So rather than trying to improve human imagination, Gilbert and his colleagues sought to eliminate it from the equation by asking people to predict how much they would enjoy a future event about which they knew absolutely nothing -- except how much a total stranger had enjoyed it. Amazingly enough, those people made extremely accurate predictions.
In one experiment, women predicted how much they would enjoy a "speed date" with a man. Some women read the man's personal profile and saw his photograph, and other women learned nothing whatsoever about the man, but did learn how much another woman (whom they had never met) had enjoyed dating him. Women who learned about a previous woman's experience did a much better job of predicting their own enjoyment of the speed date than did woman who studied the man's profile and photograph.
Interestingly, both groups of women mistakenly expected the profile and photo to lead to greater accuracy, and after the experiment was over both groups said they would strongly prefer to have the profile and photograph of their next date.
In the second experiment, two groups of participants were asked to predict how they would feel if they received negative personality feedback from a peer. Some participants were shown a complete written copy of the feedback. Other were shown nothing, and learned only how a total stranger had felt upon receiving the feedback. The latter group more accurately predicted their own reactions to the negative feedback.
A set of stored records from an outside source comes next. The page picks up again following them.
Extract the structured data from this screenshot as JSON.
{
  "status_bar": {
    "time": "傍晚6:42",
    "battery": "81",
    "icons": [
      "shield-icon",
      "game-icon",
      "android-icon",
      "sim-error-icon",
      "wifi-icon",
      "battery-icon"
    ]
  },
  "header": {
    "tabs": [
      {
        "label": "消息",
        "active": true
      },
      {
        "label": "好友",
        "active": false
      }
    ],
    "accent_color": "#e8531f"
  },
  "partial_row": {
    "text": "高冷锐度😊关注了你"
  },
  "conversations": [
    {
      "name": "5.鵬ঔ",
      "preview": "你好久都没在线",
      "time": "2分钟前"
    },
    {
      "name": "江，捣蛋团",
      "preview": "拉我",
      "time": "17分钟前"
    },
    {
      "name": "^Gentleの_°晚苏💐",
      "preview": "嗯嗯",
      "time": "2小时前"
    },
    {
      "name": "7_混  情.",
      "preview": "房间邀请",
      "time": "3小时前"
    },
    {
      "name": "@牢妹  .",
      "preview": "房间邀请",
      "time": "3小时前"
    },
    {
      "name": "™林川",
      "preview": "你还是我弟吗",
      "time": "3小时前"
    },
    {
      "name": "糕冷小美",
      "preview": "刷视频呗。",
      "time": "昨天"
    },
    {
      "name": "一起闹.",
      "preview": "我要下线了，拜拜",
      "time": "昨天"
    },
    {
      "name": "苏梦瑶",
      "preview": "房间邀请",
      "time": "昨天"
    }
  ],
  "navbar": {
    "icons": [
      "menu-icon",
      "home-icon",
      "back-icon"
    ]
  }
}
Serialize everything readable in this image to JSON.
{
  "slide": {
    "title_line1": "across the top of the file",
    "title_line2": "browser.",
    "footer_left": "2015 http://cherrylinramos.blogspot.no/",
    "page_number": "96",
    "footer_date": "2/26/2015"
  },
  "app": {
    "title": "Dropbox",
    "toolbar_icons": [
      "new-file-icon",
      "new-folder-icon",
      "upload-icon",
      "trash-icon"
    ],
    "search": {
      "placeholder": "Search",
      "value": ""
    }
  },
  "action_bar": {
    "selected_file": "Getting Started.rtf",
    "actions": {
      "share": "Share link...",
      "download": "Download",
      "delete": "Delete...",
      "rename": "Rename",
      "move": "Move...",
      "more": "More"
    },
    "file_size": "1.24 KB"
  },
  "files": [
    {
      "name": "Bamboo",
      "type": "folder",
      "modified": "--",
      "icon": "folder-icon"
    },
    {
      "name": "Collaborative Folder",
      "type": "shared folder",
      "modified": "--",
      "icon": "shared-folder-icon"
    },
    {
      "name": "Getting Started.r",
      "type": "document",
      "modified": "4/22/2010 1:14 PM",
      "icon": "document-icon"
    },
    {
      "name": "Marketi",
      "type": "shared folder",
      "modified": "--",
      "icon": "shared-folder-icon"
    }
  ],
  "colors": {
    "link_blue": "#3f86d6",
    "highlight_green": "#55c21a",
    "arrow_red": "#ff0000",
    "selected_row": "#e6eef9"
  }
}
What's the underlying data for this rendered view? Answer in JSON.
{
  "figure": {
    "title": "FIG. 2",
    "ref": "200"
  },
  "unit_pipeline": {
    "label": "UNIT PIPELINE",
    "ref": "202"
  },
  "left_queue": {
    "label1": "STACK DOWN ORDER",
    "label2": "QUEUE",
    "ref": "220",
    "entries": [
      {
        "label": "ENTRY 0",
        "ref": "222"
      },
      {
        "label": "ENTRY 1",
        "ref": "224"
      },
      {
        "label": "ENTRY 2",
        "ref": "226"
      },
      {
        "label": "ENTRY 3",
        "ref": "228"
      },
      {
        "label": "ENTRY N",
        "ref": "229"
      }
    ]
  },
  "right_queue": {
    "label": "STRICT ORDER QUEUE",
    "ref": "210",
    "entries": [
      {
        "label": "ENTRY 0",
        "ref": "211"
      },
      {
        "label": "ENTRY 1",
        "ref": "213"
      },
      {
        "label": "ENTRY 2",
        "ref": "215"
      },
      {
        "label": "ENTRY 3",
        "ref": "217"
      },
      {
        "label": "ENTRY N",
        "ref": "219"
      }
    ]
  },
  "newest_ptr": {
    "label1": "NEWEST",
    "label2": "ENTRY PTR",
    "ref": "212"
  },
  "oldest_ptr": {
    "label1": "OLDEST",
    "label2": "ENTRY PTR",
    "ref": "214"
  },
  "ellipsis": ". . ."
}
Once again, participants mistakenly guessed that a written copy of the feedback would be more informative than knowledge of a total stranger's experience.